--- Web page and app entries ---
----------------------------------------

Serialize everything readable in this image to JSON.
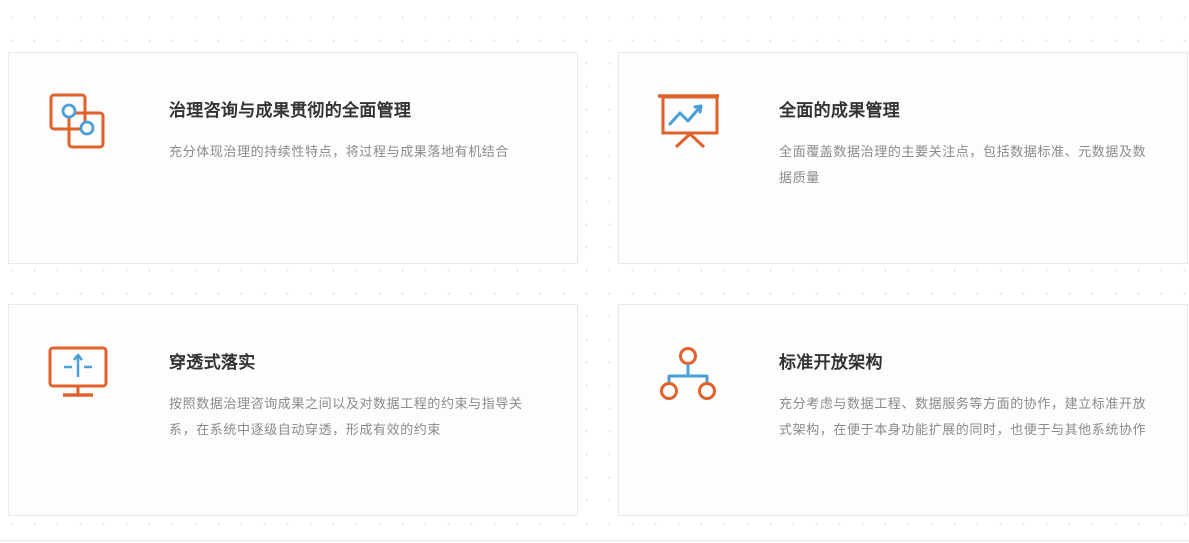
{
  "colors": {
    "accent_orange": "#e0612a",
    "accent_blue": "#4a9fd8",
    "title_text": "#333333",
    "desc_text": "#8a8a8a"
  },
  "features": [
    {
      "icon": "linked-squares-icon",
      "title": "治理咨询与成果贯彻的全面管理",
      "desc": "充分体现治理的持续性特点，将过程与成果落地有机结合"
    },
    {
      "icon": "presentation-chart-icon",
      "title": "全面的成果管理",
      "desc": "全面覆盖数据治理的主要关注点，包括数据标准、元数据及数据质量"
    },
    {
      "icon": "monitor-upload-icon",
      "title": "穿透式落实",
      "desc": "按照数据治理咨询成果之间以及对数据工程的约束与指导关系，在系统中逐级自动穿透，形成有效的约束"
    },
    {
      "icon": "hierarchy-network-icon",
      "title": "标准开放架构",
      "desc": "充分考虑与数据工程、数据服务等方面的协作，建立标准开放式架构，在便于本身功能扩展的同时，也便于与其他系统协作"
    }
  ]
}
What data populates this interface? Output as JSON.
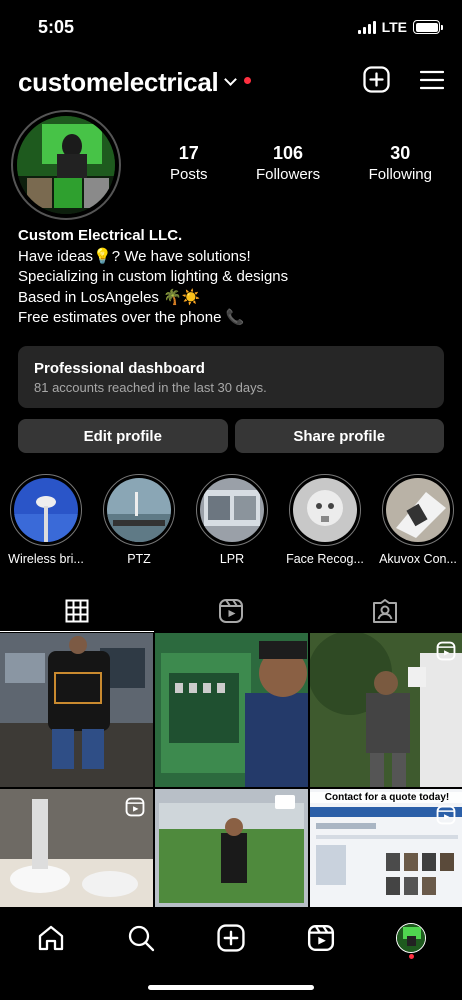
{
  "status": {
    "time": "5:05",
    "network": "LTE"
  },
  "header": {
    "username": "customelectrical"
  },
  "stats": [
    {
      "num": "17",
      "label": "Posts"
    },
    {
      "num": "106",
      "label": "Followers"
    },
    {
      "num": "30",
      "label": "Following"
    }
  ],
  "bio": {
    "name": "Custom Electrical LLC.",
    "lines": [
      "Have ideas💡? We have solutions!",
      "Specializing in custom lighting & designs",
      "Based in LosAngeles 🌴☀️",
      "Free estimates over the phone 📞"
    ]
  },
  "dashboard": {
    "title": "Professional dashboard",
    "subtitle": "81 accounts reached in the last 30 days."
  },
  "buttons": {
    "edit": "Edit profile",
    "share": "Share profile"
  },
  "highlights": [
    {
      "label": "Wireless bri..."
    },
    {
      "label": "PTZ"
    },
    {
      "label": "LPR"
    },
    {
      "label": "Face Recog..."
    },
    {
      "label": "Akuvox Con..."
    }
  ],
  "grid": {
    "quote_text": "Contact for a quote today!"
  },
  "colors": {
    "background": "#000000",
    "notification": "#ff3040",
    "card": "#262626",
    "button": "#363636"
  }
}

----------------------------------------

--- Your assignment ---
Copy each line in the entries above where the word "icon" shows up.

--- Answer to the problem ---
      "icon": "linked-squares-icon",
      "icon": "presentation-chart-icon",
      "icon": "monitor-upload-icon",
      "icon": "hierarchy-network-icon",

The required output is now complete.